Sky refuses to say if approaches involved a takeover offer.

Sky TV has appointed investment bank Jarden to advise it on a range of “unsolicited approaches”, shareholders were told today at an Investor Day presentation.
The pay-TV provider declined to provide any detail about who made the approaches, however, or if any of them involved a takeover offer – although others (see below) see the likes of Discovery and Comcast in the frame.
Chairman Philip Bowman told the virtual audience that, “Over the last 12 months Sky has received a number of unsolicited approaches around potential transactions, all of which have been highly conditional and incomplete.”
Bowman added, “With the capital structure now stabilised, a strong position in the NZ market, and a revitalised strategy, the board does not believe the current share price reflects the underlying value of the company.”
Sky, with help from Jarden, will evaluate “strategic investment partnerships that deliver sustained ongoing growth to the rights content and distribution reach of the company, which in turn will accelerate the creation of shareholder value,” the chairman said.
Sky chief executive Sophie Moloney said, “Sky’s leadership team and staff maintain our absolute focus on delivering the strategy outlined today, whilst being open to exploring opportunities to accelerate further sustainable value creation for shareholders.”
Moloney could not comment further.
Some pundits interpreted Sky’s statements as implying a possible takeover was in the offing.
Investors appeared to not immediately embrace the theory, however, with Sky shares trading down 1.18 per cent to 16.8c (for a market cap of $293m) in mid-afternoon trading following this morning’s update.
A piece published in The Australian’s market gossip column this afternoon, says “DataRoom understands that the interest has come from local private equity groups as well as global strategic parties.”
It goes on to speculate that Discovery (the new owner of MediaWorks’ television operation), US company Comcast (which bought Sky UK and is understood to have approached Sky NZ 18 months ago), NBCUniversal or a telco would be logical buyers.
In 2017, a proposed merger of Sky with Vodafone’s NZ business was blocked by the Commerce Commission, with courts backing the regulator during appeals.
Sky said it could not comment in any more detail.
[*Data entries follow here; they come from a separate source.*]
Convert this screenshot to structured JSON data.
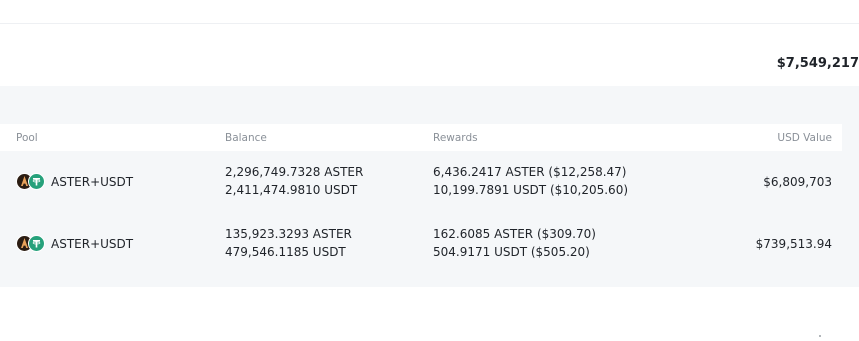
{
  "summary": {
    "total_value": "$7,549,217"
  },
  "table": {
    "headers": {
      "pool": "Pool",
      "balance": "Balance",
      "rewards": "Rewards",
      "usd_value": "USD Value"
    },
    "rows": [
      {
        "pool": "ASTER+USDT",
        "icons": [
          "aster-token-icon",
          "usdt-token-icon"
        ],
        "balance": [
          "2,296,749.7328 ASTER",
          "2,411,474.9810 USDT"
        ],
        "rewards": [
          "6,436.2417 ASTER ($12,258.47)",
          "10,199.7891 USDT ($10,205.60)"
        ],
        "usd_value": "$6,809,703"
      },
      {
        "pool": "ASTER+USDT",
        "icons": [
          "aster-token-icon",
          "usdt-token-icon"
        ],
        "balance": [
          "135,923.3293 ASTER",
          "479,546.1185 USDT"
        ],
        "rewards": [
          "162.6085 ASTER ($309.70)",
          "504.9171 USDT ($505.20)"
        ],
        "usd_value": "$739,513.94"
      }
    ]
  },
  "colors": {
    "panel_background": "#f5f7f9",
    "header_text": "#8a9098",
    "usdt": "#26a17b",
    "aster": "#2b1d13"
  }
}
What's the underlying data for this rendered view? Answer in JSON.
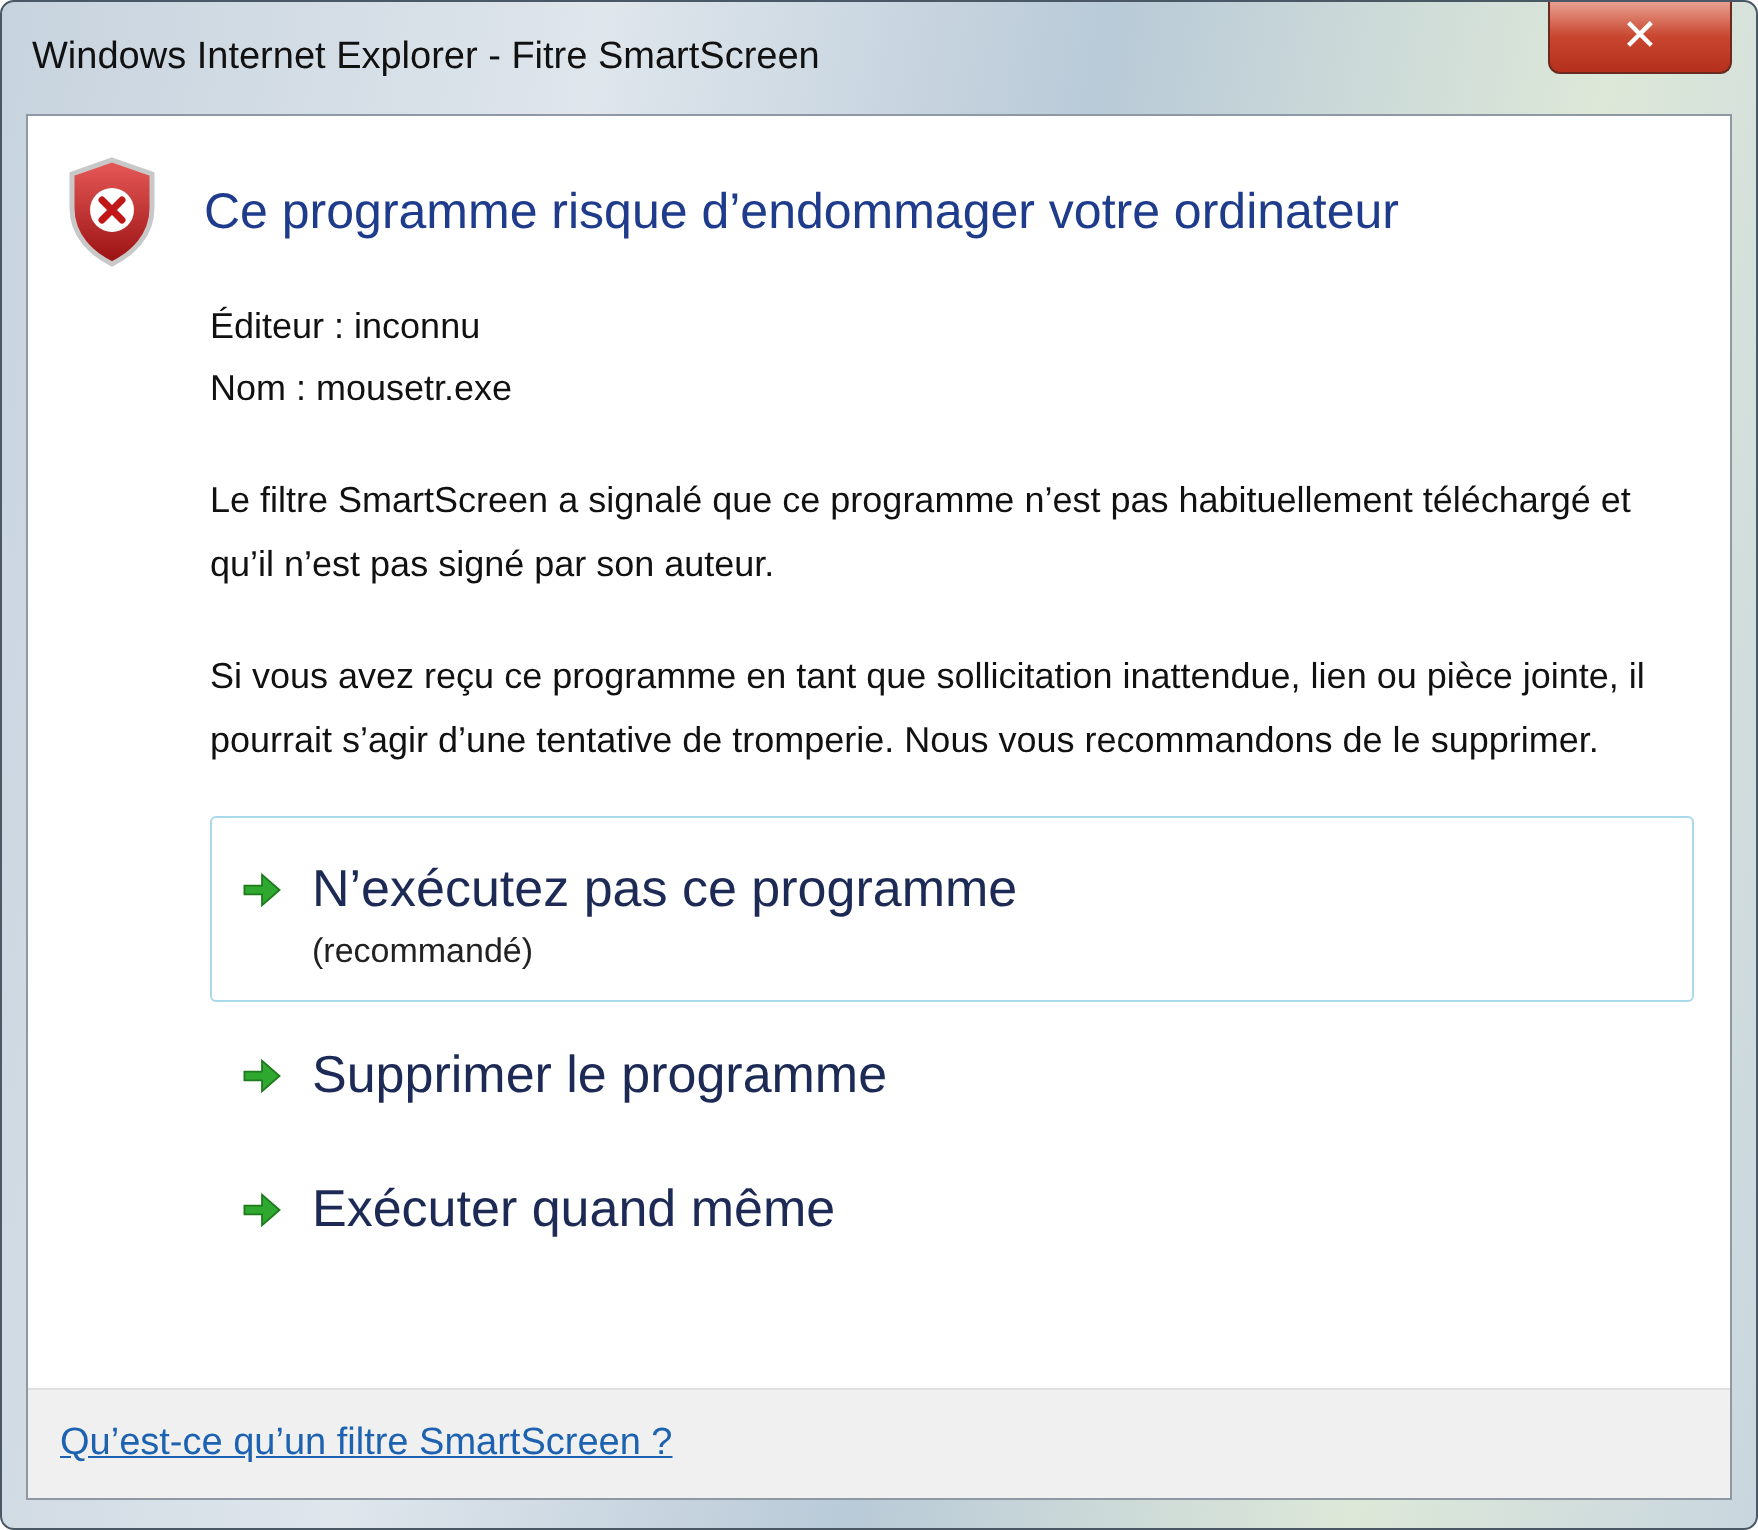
{
  "window": {
    "title": "Windows Internet Explorer - Fitre SmartScreen",
    "close": "✕"
  },
  "heading": "Ce programme risque d’endommager votre ordinateur",
  "details": [
    "Éditeur : inconnu",
    "Nom : mousetr.exe"
  ],
  "paragraphs": [
    "Le filtre SmartScreen a signalé que ce programme n’est pas habituellement téléchargé et qu’il n’est pas signé par son auteur.",
    "Si vous avez reçu ce programme en tant que sollicitation inattendue, lien ou pièce jointe, il pourrait s’agir d’une tentative de tromperie. Nous vous recommandons de le supprimer."
  ],
  "options": [
    {
      "label": "N’exécutez pas ce programme",
      "note": "(recommandé)",
      "selected": true
    },
    {
      "label": "Supprimer le programme",
      "selected": false
    },
    {
      "label": "Exécuter quand même",
      "selected": false
    }
  ],
  "footer_link": "Qu’est-ce qu’un filtre SmartScreen ?"
}
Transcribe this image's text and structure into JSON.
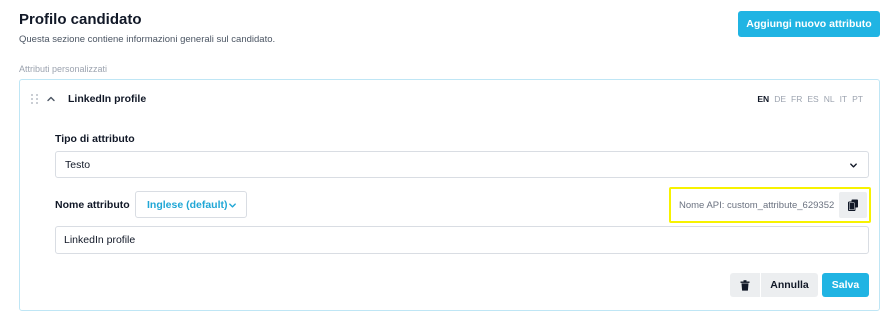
{
  "header": {
    "title": "Profilo candidato",
    "subtitle": "Questa sezione contiene informazioni generali sul candidato.",
    "add_button_label": "Aggiungi nuovo attributo"
  },
  "section_label": "Attributi personalizzati",
  "attribute": {
    "title": "LinkedIn profile",
    "languages": [
      {
        "code": "EN",
        "active": true
      },
      {
        "code": "DE",
        "active": false
      },
      {
        "code": "FR",
        "active": false
      },
      {
        "code": "ES",
        "active": false
      },
      {
        "code": "NL",
        "active": false
      },
      {
        "code": "IT",
        "active": false
      },
      {
        "code": "PT",
        "active": false
      }
    ],
    "type_label": "Tipo di attributo",
    "type_value": "Testo",
    "name_label": "Nome attributo",
    "language_selector": "Inglese (default)",
    "api_name": "Nome API: custom_attribute_629352",
    "name_value": "LinkedIn profile",
    "cancel_label": "Annulla",
    "save_label": "Salva"
  },
  "colors": {
    "accent": "#20b4e3",
    "highlight": "#f7f200",
    "card_border": "#bfe6f5"
  },
  "icons": {
    "drag": "drag-handle-icon",
    "collapse": "chevron-up-icon",
    "select": "chevron-down-icon",
    "copy": "copy-icon",
    "delete": "trash-icon"
  }
}
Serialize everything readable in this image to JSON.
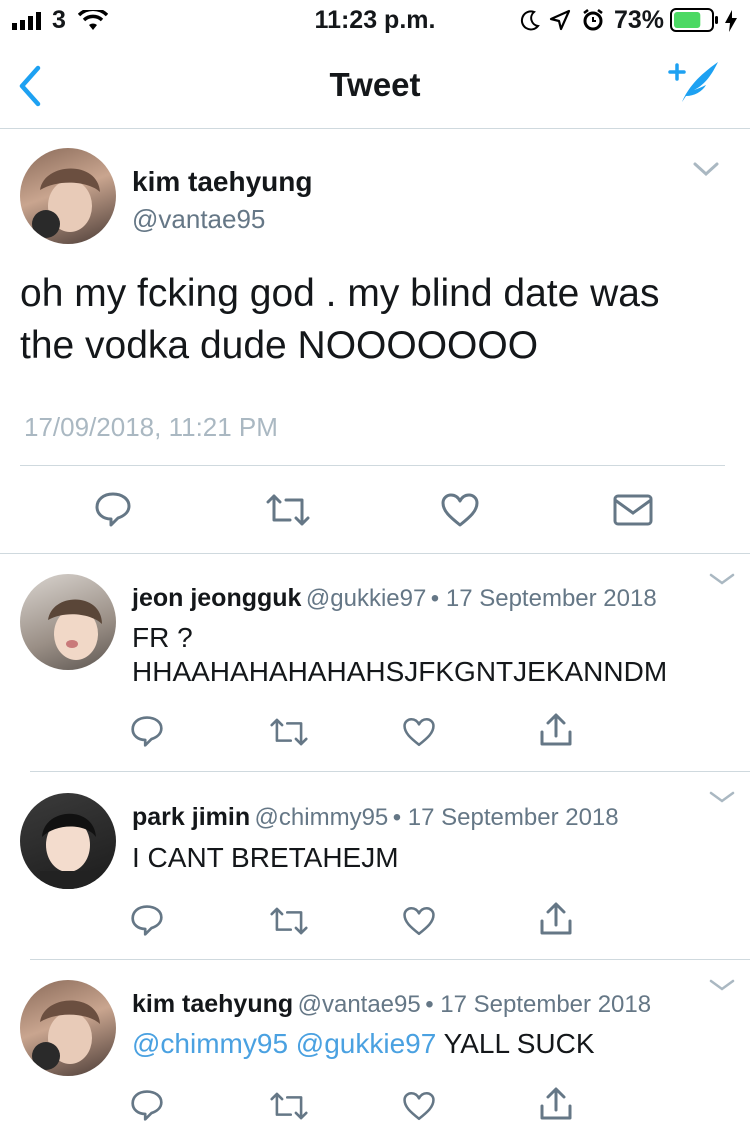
{
  "status_bar": {
    "carrier": "3",
    "time": "11:23 p.m.",
    "battery_percent": "73%",
    "battery_level": 0.73
  },
  "nav": {
    "title": "Tweet"
  },
  "main_tweet": {
    "name": "kim taehyung",
    "handle": "@vantae95",
    "text_line1": "oh my fcking god . my blind date was",
    "text_line2": "the vodka dude NOOOOOOO",
    "timestamp": "17/09/2018, 11:21 PM"
  },
  "replies": [
    {
      "name": "jeon jeongguk",
      "handle": "@gukkie97",
      "date": "• 17 September 2018",
      "line1": "FR ?",
      "line2": "HHAAHAHAHAHAHSJFKGNTJEKANNDM"
    },
    {
      "name": "park jimin",
      "handle": "@chimmy95",
      "date": "• 17 September 2018",
      "line1": "I CANT BRETAHEJM"
    },
    {
      "name": "kim taehyung",
      "handle": "@vantae95",
      "date": "• 17 September 2018",
      "mention1": "@chimmy95",
      "mention2": "@gukkie97",
      "text": "YALL SUCK"
    }
  ],
  "colors": {
    "link": "#4aa1e1",
    "icon_gray": "#657786",
    "divider": "#cfd9de",
    "battery_green": "#4cd964"
  }
}
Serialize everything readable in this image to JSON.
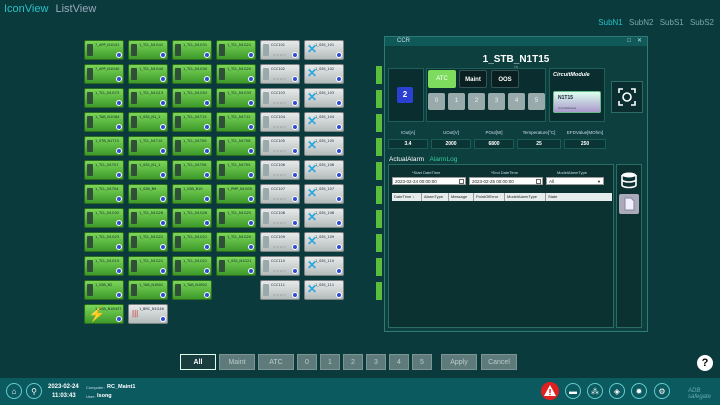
{
  "nav": {
    "iconview": "IconView",
    "listview": "ListView"
  },
  "subnav": [
    "SubN1",
    "SubN2",
    "SubS1",
    "SubS2"
  ],
  "tiles": [
    {
      "label": "7_APP_N1G41",
      "type": "green"
    },
    {
      "label": "1_TCL_N1G41",
      "type": "green"
    },
    {
      "label": "1_TCL_N1G31",
      "type": "green"
    },
    {
      "label": "1_TCL_N1G21",
      "type": "green"
    },
    {
      "label": "CCC101",
      "type": "grey"
    },
    {
      "label": "1_SSS_101",
      "type": "grey-x"
    },
    {
      "label": "7_APP_N1G40",
      "type": "green"
    },
    {
      "label": "1_TCL_N1G40",
      "type": "green"
    },
    {
      "label": "1_TCL_N1G30",
      "type": "green"
    },
    {
      "label": "1_TCL_N1G20",
      "type": "green"
    },
    {
      "label": "CCC102",
      "type": "grey"
    },
    {
      "label": "1_SSS_102",
      "type": "grey-x"
    },
    {
      "label": "1_TCL_N1G73",
      "type": "green"
    },
    {
      "label": "1_TCL_N1G13",
      "type": "green"
    },
    {
      "label": "1_TCL_N1G53",
      "type": "green"
    },
    {
      "label": "1_TCL_N1G33",
      "type": "green"
    },
    {
      "label": "CCC103",
      "type": "grey"
    },
    {
      "label": "1_SSS_103",
      "type": "grey-x"
    },
    {
      "label": "1_TAB_N1G64",
      "type": "green"
    },
    {
      "label": "1_SSS_N1_1",
      "type": "green"
    },
    {
      "label": "1_TCL_N1T13",
      "type": "green"
    },
    {
      "label": "1_TCL_N1T12",
      "type": "green"
    },
    {
      "label": "CCC104",
      "type": "grey"
    },
    {
      "label": "1_SSS_104",
      "type": "grey-x"
    },
    {
      "label": "1_STB_N1T15",
      "type": "green"
    },
    {
      "label": "1_TCL_N1T10",
      "type": "green"
    },
    {
      "label": "1_TCL_N1T09",
      "type": "green"
    },
    {
      "label": "1_TCL_N1T08",
      "type": "green"
    },
    {
      "label": "CCC105",
      "type": "grey"
    },
    {
      "label": "1_SSS_105",
      "type": "grey-x"
    },
    {
      "label": "1_TCL_N1T07",
      "type": "green"
    },
    {
      "label": "1_SSS_N1_1",
      "type": "green"
    },
    {
      "label": "1_TCL_N1T06",
      "type": "green"
    },
    {
      "label": "1_TCL_N1T05",
      "type": "green"
    },
    {
      "label": "CCC106",
      "type": "grey"
    },
    {
      "label": "1_SSS_106",
      "type": "grey-x"
    },
    {
      "label": "1_TCL_N1T04",
      "type": "green"
    },
    {
      "label": "1_SSB_B9",
      "type": "green"
    },
    {
      "label": "1_SSB_B10",
      "type": "green"
    },
    {
      "label": "1_PMP_N1G05",
      "type": "green"
    },
    {
      "label": "CCC107",
      "type": "grey"
    },
    {
      "label": "1_SSS_107",
      "type": "grey-x"
    },
    {
      "label": "1_TCL_N1G32",
      "type": "green"
    },
    {
      "label": "1_TCL_N1G26",
      "type": "green"
    },
    {
      "label": "1_TCL_N1G26",
      "type": "green"
    },
    {
      "label": "1_TCL_N1G25",
      "type": "green"
    },
    {
      "label": "CCC108",
      "type": "grey"
    },
    {
      "label": "1_SSS_108",
      "type": "grey-x"
    },
    {
      "label": "1_TCL_N1G23",
      "type": "green"
    },
    {
      "label": "1_TCL_N1G22",
      "type": "green"
    },
    {
      "label": "1_TCL_N1G21",
      "type": "green"
    },
    {
      "label": "1_TCL_N1G20",
      "type": "green"
    },
    {
      "label": "CCC109",
      "type": "grey"
    },
    {
      "label": "1_SSS_109",
      "type": "grey-x"
    },
    {
      "label": "1_TCL_N1G19",
      "type": "green"
    },
    {
      "label": "1_TCL_N1G21",
      "type": "green"
    },
    {
      "label": "1_TCL_N1G21",
      "type": "green"
    },
    {
      "label": "1_SSS_N1G21",
      "type": "green"
    },
    {
      "label": "CCC110",
      "type": "grey"
    },
    {
      "label": "1_SSS_110",
      "type": "grey-x"
    },
    {
      "label": "1_SSB_B2",
      "type": "green"
    },
    {
      "label": "1_TAB_N1B01",
      "type": "green"
    },
    {
      "label": "1_TAB_N1B02",
      "type": "green"
    },
    {
      "label": "",
      "type": "empty"
    },
    {
      "label": "CCC111",
      "type": "grey"
    },
    {
      "label": "1_SSS_111",
      "type": "grey-x"
    },
    {
      "label": "1_SSB_N1B43T",
      "type": "bolt"
    },
    {
      "label": "1_BRC_N1G46",
      "type": "grey-b"
    }
  ],
  "ccr": {
    "window_title": "CCR",
    "device_name": "1_STB_N1T15",
    "device_sub": "TN",
    "blue_index": "2",
    "modes": [
      "ATC",
      "Maint",
      "OOS"
    ],
    "nums": [
      "0",
      "1",
      "2",
      "3",
      "4",
      "5"
    ],
    "circuit_module_label": "CircuitModule",
    "circuit_module_name": "N1T15",
    "circuit_module_sub": "CircuitModule",
    "metrics": [
      {
        "name": "IOut[A]",
        "value": "3.4"
      },
      {
        "name": "UOut[V]",
        "value": "2000"
      },
      {
        "name": "POut[W]",
        "value": "6800"
      },
      {
        "name": "Temperature[°C]",
        "value": "25"
      },
      {
        "name": "EFDValue[MOhm]",
        "value": "250"
      }
    ],
    "tabs": [
      "ActualAlarm",
      "AlarmLog"
    ],
    "start_label": "*Start DateTime",
    "start_value": "2023-02-24 00:00:00",
    "end_label": "*End DateTime",
    "end_value": "2023-02-25 00:00:00",
    "model_label": "ModelAlarmType",
    "model_value": "All",
    "columns": [
      "DateTime ↓",
      "AlarmType",
      "Message",
      "PointOfError",
      "ModelAlarmType",
      "State"
    ]
  },
  "bottom_buttons": [
    "All",
    "Maint",
    "ATC",
    "0",
    "1",
    "2",
    "3",
    "4",
    "5",
    "Apply",
    "Cancel"
  ],
  "status": {
    "date": "2023-02-24",
    "time": "11:03:43",
    "computer_label": "Computer:",
    "computer": "RC_Maint1",
    "user_label": "User:",
    "user": "lsong",
    "logo": "ADB safegate"
  },
  "colors": {
    "accent": "#27c1c8",
    "background": "#0b3a3c",
    "tile_green": "#5bbd3c",
    "alarm_red": "#e02020"
  }
}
Asked if Sky could say point-blank if a takeover was among the approaches, Sky external relations director Chris Major said “I can’t comment specifically. A range of options and approaches are on the table – [all] incomplete and highly conditional.”
Although Sky shares have gained 13.5 per cent this year, the company’s $293m, they are still well off the $2.35 at the time of the 2017 Vodafone offer, which in turn was only a third of pay-TV broadcaster’s high water mark.
Sky also said today that its new, Android-powered set-top box, which will support 4K ultra high definition video and third-party apps such as Netflix, will not appear until mid-2022. In an early briefing the company had said it could be ready as soon as June this year.
The company has set a customer target of 150,000 to 200,000 by the end of 2024 for deploying the new Android boxes.
The company also forecast that it would be growing revenue by $75m to $100m per year by 2024 as streaming services Neon and Sky Sport adding customers at a compound annual growth rate of 10 to 15 per cent over the next three years.
Sky also provided the first targets for its new Sky Broadband service, provided in partnership with Chorus and Vocus (owner of Orcon and Slingshot). Its three-year target is for 8 to 13 per cent of Sky customers to be using the service (which is steeply discounted if you also have a Sky decoder contract), and 3 to 5 per cent of the broadband market overall.
Earlier in the day, Spark announced it had expanded its sports rights by winning Champions League football from Sky.